ACTION ITEM: Your reply should reproduce each record precisely as written.

═══ RECORDED INFORMATION

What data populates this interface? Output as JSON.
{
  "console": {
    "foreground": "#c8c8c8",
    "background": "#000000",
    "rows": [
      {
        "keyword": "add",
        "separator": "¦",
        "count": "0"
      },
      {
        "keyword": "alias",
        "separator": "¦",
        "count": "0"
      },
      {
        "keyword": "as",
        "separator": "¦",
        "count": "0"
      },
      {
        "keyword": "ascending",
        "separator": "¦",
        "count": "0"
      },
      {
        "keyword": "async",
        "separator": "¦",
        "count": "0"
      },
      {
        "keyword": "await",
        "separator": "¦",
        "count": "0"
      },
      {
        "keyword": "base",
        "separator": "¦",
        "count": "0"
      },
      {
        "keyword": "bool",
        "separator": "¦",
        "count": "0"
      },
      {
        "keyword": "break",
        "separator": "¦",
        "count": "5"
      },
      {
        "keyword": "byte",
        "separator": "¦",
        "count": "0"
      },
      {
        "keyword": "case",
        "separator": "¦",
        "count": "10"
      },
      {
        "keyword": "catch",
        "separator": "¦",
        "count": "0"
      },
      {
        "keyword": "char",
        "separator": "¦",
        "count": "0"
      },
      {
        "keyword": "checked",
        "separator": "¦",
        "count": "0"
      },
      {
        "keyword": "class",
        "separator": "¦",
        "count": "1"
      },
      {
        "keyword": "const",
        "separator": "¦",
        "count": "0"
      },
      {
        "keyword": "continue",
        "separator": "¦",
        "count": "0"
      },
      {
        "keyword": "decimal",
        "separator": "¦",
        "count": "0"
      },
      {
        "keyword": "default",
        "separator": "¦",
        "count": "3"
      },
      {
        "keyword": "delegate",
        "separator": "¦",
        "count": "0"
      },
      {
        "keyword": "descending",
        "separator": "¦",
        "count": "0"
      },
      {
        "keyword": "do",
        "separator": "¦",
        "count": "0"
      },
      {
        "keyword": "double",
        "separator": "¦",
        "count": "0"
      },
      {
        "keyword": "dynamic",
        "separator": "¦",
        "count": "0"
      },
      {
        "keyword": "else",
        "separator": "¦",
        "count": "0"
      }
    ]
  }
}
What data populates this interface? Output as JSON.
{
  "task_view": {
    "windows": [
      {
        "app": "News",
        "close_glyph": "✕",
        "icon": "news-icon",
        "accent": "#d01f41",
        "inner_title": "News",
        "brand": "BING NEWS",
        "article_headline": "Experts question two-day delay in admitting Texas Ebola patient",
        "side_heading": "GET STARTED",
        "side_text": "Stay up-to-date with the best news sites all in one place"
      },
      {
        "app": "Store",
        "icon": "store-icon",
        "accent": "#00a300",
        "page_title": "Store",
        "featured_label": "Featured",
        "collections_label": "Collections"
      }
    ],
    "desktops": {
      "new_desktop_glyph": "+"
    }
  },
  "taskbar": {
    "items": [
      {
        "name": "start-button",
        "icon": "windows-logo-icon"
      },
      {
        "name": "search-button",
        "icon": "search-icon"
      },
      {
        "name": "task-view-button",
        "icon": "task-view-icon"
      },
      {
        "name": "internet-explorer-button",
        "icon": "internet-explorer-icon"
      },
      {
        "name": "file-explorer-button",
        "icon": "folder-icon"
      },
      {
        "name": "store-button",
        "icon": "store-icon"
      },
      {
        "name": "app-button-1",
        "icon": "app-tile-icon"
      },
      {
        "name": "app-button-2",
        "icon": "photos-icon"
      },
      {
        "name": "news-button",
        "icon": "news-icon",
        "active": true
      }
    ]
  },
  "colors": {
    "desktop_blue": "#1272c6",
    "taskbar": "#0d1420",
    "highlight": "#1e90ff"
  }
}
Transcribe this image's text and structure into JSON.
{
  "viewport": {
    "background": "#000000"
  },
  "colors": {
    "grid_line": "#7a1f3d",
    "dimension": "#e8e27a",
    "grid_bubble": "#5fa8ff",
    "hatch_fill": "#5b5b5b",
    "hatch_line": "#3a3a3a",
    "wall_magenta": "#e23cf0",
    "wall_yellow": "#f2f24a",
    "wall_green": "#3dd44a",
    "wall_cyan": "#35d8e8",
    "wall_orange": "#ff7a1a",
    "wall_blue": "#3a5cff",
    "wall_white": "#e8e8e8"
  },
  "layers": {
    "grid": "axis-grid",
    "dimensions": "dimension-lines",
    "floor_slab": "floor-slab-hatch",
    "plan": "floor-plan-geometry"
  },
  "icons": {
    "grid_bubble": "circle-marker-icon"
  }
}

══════

EXERCISE RESULT:
What data populates this interface? Output as JSON.
{
  "console": {
    "foreground": "#c8c8c8",
    "background": "#000000",
    "rows": [
      {
        "keyword": "add",
        "separator": "¦",
        "count": "0"
      },
      {
        "keyword": "alias",
        "separator": "¦",
        "count": "0"
      },
      {
        "keyword": "as",
        "separator": "¦",
        "count": "0"
      },
      {
        "keyword": "ascending",
        "separator": "¦",
        "count": "0"
      },
      {
        "keyword": "async",
        "separator": "¦",
        "count": "0"
      },
      {
        "keyword": "await",
        "separator": "¦",
        "count": "0"
      },
      {
        "keyword": "base",
        "separator": "¦",
        "count": "0"
      },
      {
        "keyword": "bool",
        "separator": "¦",
        "count": "0"
      },
      {
        "keyword": "break",
        "separator": "¦",
        "count": "5"
      },
      {
        "keyword": "byte",
        "separator": "¦",
        "count": "0"
      },
      {
        "keyword": "case",
        "separator": "¦",
        "count": "10"
      },
      {
        "keyword": "catch",
        "separator": "¦",
        "count": "0"
      },
      {
        "keyword": "char",
        "separator": "¦",
        "count": "0"
      },
      {
        "keyword": "checked",
        "separator": "¦",
        "count": "0"
      },
      {
        "keyword": "class",
        "separator": "¦",
        "count": "1"
      },
      {
        "keyword": "const",
        "separator": "¦",
        "count": "0"
      },
      {
        "keyword": "continue",
        "separator": "¦",
        "count": "0"
      },
      {
        "keyword": "decimal",
        "separator": "¦",
        "count": "0"
      },
      {
        "keyword": "default",
        "separator": "¦",
        "count": "3"
      },
      {
        "keyword": "delegate",
        "separator": "¦",
        "count": "0"
      },
      {
        "keyword": "descending",
        "separator": "¦",
        "count": "0"
      },
      {
        "keyword": "do",
        "separator": "¦",
        "count": "0"
      },
      {
        "keyword": "double",
        "separator": "¦",
        "count": "0"
      },
      {
        "keyword": "dynamic",
        "separator": "¦",
        "count": "0"
      },
      {
        "keyword": "else",
        "separator": "¦",
        "count": "0"
      }
    ]
  }
}
What data populates this interface? Output as JSON.
{
  "task_view": {
    "windows": [
      {
        "app": "News",
        "close_glyph": "✕",
        "icon": "news-icon",
        "accent": "#d01f41",
        "inner_title": "News",
        "brand": "BING NEWS",
        "article_headline": "Experts question two-day delay in admitting Texas Ebola patient",
        "side_heading": "GET STARTED",
        "side_text": "Stay up-to-date with the best news sites all in one place"
      },
      {
        "app": "Store",
        "icon": "store-icon",
        "accent": "#00a300",
        "page_title": "Store",
        "featured_label": "Featured",
        "collections_label": "Collections"
      }
    ],
    "desktops": {
      "new_desktop_glyph": "+"
    }
  },
  "taskbar": {
    "items": [
      {
        "name": "start-button",
        "icon": "windows-logo-icon"
      },
      {
        "name": "search-button",
        "icon": "search-icon"
      },
      {
        "name": "task-view-button",
        "icon": "task-view-icon"
      },
      {
        "name": "internet-explorer-button",
        "icon": "internet-explorer-icon"
      },
      {
        "name": "file-explorer-button",
        "icon": "folder-icon"
      },
      {
        "name": "store-button",
        "icon": "store-icon"
      },
      {
        "name": "app-button-1",
        "icon": "app-tile-icon"
      },
      {
        "name": "app-button-2",
        "icon": "photos-icon"
      },
      {
        "name": "news-button",
        "icon": "news-icon",
        "active": true
      }
    ]
  },
  "colors": {
    "desktop_blue": "#1272c6",
    "taskbar": "#0d1420",
    "highlight": "#1e90ff"
  }
}
Transcribe this image's text and structure into JSON.
{
  "viewport": {
    "background": "#000000"
  },
  "colors": {
    "grid_line": "#7a1f3d",
    "dimension": "#e8e27a",
    "grid_bubble": "#5fa8ff",
    "hatch_fill": "#5b5b5b",
    "hatch_line": "#3a3a3a",
    "wall_magenta": "#e23cf0",
    "wall_yellow": "#f2f24a",
    "wall_green": "#3dd44a",
    "wall_cyan": "#35d8e8",
    "wall_orange": "#ff7a1a",
    "wall_blue": "#3a5cff",
    "wall_white": "#e8e8e8"
  },
  "layers": {
    "grid": "axis-grid",
    "dimensions": "dimension-lines",
    "floor_slab": "floor-slab-hatch",
    "plan": "floor-plan-geometry"
  },
  "icons": {
    "grid_bubble": "circle-marker-icon"
  }
}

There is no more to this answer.